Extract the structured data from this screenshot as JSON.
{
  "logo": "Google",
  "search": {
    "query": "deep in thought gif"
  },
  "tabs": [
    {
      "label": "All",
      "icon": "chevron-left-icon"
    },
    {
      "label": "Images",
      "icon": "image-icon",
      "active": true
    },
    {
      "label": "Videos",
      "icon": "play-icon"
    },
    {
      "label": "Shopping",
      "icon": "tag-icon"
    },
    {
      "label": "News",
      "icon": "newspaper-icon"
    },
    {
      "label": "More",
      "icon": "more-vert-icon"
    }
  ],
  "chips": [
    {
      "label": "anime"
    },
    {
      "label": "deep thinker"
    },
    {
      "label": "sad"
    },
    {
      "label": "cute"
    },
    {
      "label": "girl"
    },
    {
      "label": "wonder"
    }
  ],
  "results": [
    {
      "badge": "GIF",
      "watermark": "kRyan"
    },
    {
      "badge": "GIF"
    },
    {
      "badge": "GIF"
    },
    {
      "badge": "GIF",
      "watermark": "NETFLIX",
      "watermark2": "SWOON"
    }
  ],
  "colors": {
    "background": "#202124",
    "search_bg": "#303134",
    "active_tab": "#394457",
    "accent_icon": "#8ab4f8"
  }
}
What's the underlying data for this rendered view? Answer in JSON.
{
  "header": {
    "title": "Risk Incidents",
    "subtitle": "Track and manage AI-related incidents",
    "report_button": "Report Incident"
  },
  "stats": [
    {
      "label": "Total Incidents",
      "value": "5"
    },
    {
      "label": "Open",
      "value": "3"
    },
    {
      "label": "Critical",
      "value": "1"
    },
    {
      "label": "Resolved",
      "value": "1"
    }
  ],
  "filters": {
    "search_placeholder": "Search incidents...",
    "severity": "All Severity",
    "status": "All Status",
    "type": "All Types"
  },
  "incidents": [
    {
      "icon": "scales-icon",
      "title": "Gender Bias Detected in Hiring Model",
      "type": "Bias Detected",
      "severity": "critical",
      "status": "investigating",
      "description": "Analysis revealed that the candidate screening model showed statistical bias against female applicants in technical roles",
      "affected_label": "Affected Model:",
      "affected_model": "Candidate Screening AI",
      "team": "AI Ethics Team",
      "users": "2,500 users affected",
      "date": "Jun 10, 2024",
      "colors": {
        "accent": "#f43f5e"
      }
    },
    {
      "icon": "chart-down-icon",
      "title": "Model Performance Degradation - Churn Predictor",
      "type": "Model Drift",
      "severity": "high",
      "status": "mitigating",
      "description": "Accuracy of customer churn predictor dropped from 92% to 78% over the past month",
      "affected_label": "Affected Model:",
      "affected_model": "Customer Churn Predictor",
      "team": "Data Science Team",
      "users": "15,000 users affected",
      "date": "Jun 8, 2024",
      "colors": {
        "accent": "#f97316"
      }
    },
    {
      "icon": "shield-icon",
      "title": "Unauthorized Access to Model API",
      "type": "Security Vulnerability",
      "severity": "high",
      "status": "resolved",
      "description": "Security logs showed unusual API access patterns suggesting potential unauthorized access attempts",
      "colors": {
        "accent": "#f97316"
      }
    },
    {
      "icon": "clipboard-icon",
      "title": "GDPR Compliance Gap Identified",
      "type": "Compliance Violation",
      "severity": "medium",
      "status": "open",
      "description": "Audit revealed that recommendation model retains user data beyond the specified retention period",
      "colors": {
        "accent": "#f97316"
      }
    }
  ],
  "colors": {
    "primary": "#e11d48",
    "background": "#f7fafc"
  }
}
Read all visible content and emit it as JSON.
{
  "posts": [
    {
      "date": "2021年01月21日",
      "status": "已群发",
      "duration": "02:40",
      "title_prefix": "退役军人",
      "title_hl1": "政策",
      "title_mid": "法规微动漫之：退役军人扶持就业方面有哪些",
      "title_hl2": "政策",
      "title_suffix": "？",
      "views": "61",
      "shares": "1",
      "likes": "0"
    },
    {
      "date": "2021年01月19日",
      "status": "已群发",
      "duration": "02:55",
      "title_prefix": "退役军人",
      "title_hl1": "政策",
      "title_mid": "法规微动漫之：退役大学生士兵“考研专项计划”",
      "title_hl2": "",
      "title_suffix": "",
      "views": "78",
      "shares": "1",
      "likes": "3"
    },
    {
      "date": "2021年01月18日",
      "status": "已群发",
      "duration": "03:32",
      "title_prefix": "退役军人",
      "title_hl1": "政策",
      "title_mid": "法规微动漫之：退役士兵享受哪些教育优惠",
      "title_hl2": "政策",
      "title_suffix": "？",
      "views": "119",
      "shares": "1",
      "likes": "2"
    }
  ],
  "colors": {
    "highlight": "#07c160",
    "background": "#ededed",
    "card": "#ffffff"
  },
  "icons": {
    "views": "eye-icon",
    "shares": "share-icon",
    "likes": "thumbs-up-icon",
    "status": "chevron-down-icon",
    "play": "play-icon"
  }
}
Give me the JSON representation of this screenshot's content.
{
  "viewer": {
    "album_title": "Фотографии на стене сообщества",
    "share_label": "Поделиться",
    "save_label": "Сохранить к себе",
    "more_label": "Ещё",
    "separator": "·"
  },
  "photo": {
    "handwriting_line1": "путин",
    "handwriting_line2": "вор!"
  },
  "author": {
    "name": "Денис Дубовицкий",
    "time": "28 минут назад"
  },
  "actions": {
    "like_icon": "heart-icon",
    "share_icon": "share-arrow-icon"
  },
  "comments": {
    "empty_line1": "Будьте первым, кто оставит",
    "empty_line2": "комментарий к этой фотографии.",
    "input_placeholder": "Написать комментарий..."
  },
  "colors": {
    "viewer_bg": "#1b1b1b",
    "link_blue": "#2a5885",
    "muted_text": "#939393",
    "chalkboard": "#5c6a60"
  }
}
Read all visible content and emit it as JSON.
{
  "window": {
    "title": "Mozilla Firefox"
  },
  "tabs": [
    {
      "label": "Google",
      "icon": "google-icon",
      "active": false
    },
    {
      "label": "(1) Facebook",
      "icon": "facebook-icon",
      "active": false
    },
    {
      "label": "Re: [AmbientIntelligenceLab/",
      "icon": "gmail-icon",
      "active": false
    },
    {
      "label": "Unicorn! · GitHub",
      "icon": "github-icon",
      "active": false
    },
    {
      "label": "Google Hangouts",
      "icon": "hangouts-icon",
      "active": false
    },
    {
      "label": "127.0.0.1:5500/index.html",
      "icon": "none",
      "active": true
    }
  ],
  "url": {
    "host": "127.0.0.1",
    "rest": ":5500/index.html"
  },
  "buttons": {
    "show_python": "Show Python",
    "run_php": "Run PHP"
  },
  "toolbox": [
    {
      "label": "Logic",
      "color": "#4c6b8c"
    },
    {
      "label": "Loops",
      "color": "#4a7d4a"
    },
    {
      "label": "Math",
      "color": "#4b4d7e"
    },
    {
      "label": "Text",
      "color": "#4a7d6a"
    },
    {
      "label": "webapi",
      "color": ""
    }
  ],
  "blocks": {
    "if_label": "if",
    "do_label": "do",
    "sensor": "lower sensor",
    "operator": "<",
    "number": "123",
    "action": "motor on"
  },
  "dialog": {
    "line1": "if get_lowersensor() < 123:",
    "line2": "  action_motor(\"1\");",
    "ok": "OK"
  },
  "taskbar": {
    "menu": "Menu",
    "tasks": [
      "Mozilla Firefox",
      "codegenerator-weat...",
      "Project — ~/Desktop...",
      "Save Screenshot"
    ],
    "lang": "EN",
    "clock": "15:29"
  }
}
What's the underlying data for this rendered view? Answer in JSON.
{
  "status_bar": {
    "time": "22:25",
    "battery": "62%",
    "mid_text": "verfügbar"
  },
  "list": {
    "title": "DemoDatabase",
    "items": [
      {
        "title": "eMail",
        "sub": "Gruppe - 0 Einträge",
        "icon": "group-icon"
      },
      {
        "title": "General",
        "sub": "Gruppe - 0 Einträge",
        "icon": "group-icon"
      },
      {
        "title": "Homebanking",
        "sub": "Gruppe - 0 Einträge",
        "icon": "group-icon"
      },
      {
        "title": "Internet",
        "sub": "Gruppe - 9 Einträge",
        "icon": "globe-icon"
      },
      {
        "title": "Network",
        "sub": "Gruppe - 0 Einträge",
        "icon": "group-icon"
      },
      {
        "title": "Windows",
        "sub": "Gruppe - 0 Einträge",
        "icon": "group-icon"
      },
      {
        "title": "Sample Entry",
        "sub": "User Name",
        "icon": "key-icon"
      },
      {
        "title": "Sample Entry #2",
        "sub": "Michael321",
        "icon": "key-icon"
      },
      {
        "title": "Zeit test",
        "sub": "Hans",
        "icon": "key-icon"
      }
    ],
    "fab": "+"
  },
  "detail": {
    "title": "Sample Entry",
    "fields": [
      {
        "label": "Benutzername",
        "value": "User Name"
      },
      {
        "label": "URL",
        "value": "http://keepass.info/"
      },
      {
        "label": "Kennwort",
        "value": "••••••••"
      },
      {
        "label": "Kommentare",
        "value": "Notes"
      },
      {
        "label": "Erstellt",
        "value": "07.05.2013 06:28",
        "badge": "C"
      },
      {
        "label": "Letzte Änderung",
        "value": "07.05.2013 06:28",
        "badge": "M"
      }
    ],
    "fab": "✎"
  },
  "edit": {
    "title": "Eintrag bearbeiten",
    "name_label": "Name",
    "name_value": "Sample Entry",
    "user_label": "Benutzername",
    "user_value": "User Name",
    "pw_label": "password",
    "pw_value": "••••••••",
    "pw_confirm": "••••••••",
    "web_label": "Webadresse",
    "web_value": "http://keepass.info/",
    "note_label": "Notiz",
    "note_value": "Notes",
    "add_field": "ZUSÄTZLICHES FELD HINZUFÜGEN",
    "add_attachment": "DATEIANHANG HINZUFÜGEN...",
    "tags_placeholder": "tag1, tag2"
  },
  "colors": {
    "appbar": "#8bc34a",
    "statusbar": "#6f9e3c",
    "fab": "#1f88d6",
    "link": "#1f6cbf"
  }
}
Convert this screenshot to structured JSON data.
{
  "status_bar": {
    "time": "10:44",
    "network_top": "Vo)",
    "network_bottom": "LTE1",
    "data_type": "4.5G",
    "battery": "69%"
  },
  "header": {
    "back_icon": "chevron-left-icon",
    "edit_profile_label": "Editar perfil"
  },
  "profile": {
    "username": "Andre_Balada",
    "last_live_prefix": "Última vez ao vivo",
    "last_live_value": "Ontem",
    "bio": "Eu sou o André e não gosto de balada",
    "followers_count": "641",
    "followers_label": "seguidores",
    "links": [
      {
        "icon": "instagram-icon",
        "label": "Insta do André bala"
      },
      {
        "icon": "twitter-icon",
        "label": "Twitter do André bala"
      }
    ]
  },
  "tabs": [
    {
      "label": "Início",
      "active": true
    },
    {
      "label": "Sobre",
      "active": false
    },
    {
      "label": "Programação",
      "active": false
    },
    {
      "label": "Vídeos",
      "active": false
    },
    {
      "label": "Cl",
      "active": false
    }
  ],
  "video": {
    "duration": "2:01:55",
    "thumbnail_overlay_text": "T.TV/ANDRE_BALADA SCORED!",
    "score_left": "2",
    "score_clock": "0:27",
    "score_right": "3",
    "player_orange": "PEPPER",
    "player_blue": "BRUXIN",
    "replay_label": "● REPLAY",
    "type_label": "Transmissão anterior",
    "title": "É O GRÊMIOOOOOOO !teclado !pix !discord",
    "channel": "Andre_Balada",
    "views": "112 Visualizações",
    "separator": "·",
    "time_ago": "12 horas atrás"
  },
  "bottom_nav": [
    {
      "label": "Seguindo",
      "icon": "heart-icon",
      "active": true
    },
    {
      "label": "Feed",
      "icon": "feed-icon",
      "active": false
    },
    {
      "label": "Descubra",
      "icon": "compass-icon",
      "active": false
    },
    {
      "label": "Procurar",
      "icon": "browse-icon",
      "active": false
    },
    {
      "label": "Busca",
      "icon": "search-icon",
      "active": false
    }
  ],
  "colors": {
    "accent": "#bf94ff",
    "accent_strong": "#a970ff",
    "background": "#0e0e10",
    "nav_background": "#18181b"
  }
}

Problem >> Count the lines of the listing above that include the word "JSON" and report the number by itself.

Solution to the exercise >> 7